_Page and application data records_:
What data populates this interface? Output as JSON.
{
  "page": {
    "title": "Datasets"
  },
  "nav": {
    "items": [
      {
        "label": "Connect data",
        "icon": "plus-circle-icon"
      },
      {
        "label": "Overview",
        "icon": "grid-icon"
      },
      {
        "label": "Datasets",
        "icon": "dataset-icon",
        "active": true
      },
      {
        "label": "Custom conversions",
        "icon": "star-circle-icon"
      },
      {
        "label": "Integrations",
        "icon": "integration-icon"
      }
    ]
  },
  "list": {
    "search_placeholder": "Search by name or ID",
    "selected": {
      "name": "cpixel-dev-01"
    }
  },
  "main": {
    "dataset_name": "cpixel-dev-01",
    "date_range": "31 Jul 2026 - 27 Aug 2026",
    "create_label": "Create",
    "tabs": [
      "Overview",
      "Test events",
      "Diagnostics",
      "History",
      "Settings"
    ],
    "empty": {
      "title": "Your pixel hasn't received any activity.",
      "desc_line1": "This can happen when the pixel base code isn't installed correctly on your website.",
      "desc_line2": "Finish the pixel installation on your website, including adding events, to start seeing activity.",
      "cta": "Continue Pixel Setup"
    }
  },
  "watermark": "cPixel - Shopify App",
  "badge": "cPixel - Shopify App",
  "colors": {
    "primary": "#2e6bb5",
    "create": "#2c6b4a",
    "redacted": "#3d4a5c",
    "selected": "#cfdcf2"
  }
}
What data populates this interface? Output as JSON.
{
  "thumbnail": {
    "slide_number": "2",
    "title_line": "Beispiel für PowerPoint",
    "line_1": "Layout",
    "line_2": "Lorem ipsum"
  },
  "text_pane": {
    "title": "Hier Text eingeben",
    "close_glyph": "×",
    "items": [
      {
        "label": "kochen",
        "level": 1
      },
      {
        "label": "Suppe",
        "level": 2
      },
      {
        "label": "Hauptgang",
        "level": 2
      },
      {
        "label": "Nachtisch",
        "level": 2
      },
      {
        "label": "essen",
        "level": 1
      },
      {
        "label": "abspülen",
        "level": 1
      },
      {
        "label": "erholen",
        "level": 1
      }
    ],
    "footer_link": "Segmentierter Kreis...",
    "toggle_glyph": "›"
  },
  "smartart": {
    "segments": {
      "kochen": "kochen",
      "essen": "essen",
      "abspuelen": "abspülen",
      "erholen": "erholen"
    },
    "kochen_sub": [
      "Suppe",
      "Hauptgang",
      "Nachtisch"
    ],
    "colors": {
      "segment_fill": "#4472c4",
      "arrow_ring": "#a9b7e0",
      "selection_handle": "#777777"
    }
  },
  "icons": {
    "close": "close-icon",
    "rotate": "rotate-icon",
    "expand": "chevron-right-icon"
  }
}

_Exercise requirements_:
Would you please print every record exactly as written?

_Task output_:
What data populates this interface? Output as JSON.
{
  "page": {
    "title": "Datasets"
  },
  "nav": {
    "items": [
      {
        "label": "Connect data",
        "icon": "plus-circle-icon"
      },
      {
        "label": "Overview",
        "icon": "grid-icon"
      },
      {
        "label": "Datasets",
        "icon": "dataset-icon",
        "active": true
      },
      {
        "label": "Custom conversions",
        "icon": "star-circle-icon"
      },
      {
        "label": "Integrations",
        "icon": "integration-icon"
      }
    ]
  },
  "list": {
    "search_placeholder": "Search by name or ID",
    "selected": {
      "name": "cpixel-dev-01"
    }
  },
  "main": {
    "dataset_name": "cpixel-dev-01",
    "date_range": "31 Jul 2026 - 27 Aug 2026",
    "create_label": "Create",
    "tabs": [
      "Overview",
      "Test events",
      "Diagnostics",
      "History",
      "Settings"
    ],
    "empty": {
      "title": "Your pixel hasn't received any activity.",
      "desc_line1": "This can happen when the pixel base code isn't installed correctly on your website.",
      "desc_line2": "Finish the pixel installation on your website, including adding events, to start seeing activity.",
      "cta": "Continue Pixel Setup"
    }
  },
  "watermark": "cPixel - Shopify App",
  "badge": "cPixel - Shopify App",
  "colors": {
    "primary": "#2e6bb5",
    "create": "#2c6b4a",
    "redacted": "#3d4a5c",
    "selected": "#cfdcf2"
  }
}
What data populates this interface? Output as JSON.
{
  "thumbnail": {
    "slide_number": "2",
    "title_line": "Beispiel für PowerPoint",
    "line_1": "Layout",
    "line_2": "Lorem ipsum"
  },
  "text_pane": {
    "title": "Hier Text eingeben",
    "close_glyph": "×",
    "items": [
      {
        "label": "kochen",
        "level": 1
      },
      {
        "label": "Suppe",
        "level": 2
      },
      {
        "label": "Hauptgang",
        "level": 2
      },
      {
        "label": "Nachtisch",
        "level": 2
      },
      {
        "label": "essen",
        "level": 1
      },
      {
        "label": "abspülen",
        "level": 1
      },
      {
        "label": "erholen",
        "level": 1
      }
    ],
    "footer_link": "Segmentierter Kreis...",
    "toggle_glyph": "›"
  },
  "smartart": {
    "segments": {
      "kochen": "kochen",
      "essen": "essen",
      "abspuelen": "abspülen",
      "erholen": "erholen"
    },
    "kochen_sub": [
      "Suppe",
      "Hauptgang",
      "Nachtisch"
    ],
    "colors": {
      "segment_fill": "#4472c4",
      "arrow_ring": "#a9b7e0",
      "selection_handle": "#777777"
    }
  },
  "icons": {
    "close": "close-icon",
    "rotate": "rotate-icon",
    "expand": "chevron-right-icon"
  }
}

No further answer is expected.